Most of the changes are driven by what can be done quickly. According to the digital paradigm, it is about combining long-term vision with quick-term execution. The digital paradigm is all about achieving a greater end. Is there more business? The proof of the pudding is in the eating, and this must be true for once!
Digital transformation in financial services must be customer-centric and mobile-first. Users realise the importance of quick services and immediate procedures. Fintech Digital transformation companies are leading the charge in supporting different service applications to offer seamless customer experiences. There is a lot to be done to make such partnerships work. We also see many ways in which such collaborations can support the companies most affected by this pandemic. For example, moving lending into a digital environment could give SMEs who have lost access to financial flow tools to get it.
Digitalization is another important trend that has gained momentum and will continue to dominate the future of Fintech. The industry's future is characterized by the provision of online access to services, automated onboarding, credit card issuance, and online AML/KYC checks. This is why Fintech was created in the first instance—to solve problems and digitize processes that no one else could.
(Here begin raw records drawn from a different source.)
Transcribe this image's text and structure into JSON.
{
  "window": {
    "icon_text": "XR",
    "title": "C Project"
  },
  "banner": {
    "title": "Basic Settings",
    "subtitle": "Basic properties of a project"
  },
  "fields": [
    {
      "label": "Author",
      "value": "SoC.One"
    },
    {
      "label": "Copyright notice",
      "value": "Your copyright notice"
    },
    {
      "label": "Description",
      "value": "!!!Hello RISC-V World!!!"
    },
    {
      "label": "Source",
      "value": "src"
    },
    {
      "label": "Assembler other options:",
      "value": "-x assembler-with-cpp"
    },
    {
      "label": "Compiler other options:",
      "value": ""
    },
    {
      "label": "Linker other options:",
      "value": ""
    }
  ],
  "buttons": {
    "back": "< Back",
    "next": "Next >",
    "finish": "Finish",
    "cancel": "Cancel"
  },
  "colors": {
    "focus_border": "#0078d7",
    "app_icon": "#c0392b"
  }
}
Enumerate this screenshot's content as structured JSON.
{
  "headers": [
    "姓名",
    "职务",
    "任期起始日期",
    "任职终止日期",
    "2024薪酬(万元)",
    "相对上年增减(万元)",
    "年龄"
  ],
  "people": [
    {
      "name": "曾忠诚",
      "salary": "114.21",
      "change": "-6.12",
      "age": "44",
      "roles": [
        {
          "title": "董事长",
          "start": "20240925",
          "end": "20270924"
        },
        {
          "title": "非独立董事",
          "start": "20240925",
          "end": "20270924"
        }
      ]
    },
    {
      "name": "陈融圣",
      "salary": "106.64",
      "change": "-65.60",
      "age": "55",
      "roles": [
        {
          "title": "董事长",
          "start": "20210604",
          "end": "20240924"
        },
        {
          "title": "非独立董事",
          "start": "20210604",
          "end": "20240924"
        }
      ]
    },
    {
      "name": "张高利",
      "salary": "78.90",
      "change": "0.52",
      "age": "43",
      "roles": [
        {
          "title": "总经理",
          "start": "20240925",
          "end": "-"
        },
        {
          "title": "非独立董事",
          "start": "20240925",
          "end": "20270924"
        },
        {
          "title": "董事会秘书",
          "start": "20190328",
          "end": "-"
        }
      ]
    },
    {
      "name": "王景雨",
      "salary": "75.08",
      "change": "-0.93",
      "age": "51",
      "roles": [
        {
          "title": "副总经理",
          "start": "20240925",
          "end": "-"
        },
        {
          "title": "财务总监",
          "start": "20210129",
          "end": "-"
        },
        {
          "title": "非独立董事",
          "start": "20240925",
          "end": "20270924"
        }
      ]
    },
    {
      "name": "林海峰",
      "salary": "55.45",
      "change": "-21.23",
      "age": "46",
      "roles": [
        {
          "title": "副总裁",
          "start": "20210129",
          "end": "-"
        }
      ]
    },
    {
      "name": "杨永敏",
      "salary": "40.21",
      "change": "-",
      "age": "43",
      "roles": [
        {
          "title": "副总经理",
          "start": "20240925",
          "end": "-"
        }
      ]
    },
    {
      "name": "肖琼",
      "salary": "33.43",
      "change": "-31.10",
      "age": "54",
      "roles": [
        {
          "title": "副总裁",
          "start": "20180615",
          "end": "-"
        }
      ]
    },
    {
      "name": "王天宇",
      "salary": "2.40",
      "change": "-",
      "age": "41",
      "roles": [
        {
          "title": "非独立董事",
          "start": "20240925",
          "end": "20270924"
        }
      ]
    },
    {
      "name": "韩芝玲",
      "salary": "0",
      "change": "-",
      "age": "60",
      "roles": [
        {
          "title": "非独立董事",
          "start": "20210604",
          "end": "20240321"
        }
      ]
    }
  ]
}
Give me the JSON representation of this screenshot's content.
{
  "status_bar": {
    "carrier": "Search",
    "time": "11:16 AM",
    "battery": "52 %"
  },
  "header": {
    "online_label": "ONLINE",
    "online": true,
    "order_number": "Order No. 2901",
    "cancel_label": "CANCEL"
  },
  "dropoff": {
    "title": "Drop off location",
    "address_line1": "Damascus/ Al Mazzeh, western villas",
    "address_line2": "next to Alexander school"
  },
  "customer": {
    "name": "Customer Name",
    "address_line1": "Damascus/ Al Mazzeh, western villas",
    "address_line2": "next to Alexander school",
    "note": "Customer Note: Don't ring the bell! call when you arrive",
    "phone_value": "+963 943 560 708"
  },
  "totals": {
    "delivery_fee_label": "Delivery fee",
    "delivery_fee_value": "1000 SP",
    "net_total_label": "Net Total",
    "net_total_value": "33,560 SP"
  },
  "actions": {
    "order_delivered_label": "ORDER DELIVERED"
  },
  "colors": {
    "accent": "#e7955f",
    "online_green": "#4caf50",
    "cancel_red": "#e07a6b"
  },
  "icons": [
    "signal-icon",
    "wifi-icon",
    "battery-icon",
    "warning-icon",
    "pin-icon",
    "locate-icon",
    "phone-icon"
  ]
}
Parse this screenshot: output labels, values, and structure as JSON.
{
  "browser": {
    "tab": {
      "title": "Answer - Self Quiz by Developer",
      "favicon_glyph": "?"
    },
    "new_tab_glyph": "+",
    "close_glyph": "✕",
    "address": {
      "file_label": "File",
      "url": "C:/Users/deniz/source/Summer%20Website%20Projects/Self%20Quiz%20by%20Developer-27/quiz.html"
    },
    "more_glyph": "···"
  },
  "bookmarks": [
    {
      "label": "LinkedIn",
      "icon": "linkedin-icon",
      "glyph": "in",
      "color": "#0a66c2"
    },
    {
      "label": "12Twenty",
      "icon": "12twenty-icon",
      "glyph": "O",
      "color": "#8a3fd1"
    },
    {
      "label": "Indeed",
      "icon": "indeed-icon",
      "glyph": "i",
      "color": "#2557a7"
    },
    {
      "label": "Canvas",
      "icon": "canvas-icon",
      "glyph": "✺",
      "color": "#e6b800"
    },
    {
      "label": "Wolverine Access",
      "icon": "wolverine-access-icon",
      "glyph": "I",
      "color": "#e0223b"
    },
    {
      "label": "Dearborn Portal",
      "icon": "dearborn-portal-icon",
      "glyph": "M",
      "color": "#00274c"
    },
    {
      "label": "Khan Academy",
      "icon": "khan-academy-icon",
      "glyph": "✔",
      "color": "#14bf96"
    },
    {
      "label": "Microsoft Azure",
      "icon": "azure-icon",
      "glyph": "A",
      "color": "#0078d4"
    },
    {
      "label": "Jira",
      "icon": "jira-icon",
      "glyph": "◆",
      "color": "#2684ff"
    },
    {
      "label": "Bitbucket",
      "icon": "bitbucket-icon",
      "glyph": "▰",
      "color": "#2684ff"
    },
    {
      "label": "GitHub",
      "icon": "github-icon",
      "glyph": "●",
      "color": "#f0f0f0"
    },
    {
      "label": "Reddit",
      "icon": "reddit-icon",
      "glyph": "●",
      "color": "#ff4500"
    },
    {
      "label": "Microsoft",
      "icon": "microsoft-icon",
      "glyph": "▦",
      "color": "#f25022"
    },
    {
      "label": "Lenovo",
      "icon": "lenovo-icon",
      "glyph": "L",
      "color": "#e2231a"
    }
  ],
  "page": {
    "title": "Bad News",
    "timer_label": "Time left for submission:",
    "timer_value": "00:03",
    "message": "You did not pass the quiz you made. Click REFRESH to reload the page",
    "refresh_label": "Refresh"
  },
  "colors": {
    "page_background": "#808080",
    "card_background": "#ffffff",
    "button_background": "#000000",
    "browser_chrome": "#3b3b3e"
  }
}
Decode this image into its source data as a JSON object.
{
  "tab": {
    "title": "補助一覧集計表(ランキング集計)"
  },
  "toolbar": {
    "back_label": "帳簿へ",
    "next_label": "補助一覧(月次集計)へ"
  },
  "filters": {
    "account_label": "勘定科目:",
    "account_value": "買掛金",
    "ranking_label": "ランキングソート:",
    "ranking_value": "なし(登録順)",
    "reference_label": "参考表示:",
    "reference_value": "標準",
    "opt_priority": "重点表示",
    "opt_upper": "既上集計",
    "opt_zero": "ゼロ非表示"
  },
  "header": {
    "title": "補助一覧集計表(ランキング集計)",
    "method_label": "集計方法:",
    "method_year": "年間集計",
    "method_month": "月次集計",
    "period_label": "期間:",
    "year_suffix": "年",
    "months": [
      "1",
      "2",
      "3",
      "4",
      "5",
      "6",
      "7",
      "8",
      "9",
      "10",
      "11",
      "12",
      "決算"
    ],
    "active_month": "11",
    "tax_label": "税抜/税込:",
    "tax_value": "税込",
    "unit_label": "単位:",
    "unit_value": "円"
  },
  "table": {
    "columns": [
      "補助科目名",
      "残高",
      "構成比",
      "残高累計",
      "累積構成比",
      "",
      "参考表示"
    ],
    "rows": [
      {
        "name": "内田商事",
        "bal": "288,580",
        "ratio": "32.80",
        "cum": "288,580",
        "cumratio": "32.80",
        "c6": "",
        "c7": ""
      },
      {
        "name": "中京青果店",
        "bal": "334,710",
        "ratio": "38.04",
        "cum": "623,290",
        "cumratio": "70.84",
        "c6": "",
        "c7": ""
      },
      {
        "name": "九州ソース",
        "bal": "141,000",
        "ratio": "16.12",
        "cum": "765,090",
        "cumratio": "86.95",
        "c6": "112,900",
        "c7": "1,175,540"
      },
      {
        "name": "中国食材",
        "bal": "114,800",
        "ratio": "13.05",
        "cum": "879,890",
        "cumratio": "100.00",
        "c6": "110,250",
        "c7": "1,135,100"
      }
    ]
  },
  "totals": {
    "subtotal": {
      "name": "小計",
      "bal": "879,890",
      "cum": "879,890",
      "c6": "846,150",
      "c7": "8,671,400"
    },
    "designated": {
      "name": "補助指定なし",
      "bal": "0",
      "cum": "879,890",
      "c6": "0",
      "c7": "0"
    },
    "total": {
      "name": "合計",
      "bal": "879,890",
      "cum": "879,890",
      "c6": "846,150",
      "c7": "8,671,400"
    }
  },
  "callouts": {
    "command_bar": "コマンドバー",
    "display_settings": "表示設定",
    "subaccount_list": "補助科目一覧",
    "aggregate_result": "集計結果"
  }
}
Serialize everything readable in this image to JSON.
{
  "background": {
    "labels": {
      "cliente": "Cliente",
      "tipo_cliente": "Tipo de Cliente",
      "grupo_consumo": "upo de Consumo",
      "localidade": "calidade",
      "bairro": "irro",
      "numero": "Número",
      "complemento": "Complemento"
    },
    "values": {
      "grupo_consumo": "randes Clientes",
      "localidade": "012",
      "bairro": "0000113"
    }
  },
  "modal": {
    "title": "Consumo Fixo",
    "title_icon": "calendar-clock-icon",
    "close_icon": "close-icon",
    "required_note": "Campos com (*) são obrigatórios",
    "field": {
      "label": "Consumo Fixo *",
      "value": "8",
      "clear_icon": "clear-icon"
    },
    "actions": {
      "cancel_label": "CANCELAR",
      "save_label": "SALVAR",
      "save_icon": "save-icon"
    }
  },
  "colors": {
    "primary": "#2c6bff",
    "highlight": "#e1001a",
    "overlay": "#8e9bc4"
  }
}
A stale technology stack is the biggest stumbling block to any kind of progress. Many industries, including banking, have legacy systems that are outdated or were not part of their original technological solutions. They are restricted by a poorly scalable solution that makes it difficult to be flexible and responsive to changing circumstances. Fintechs can solve these problems by managing both individual business issues and whole business processes. This saves time and allows these companies to keep up with more proactive competitors. Collaboration between traditional banks and fintech creates new opportunities for both sides. Banks receive new products and customers in return for their innovative solutions.
Embedded financing opens up new opportunities for financial services to be integrated into other applications.
Platform APIs in Fintech and API distributions are a great environment to build something global and saleable.
Open banking could increase transparency in the banking sector and provide convenient financial tools for business and retail clients without unnecessary bureaucracy.
Digital wallets are already a reality. They are replacing bank cards in our lives. Cardless transactions will soon be a surprise to no one.
We can create the financial world of tomorrow and develop solutions that are supported by modern tech infrastructure and innovation. Contact our experts today to learn more, as Fintech has the opportunity to shine and lead the charge to a more adaptable future.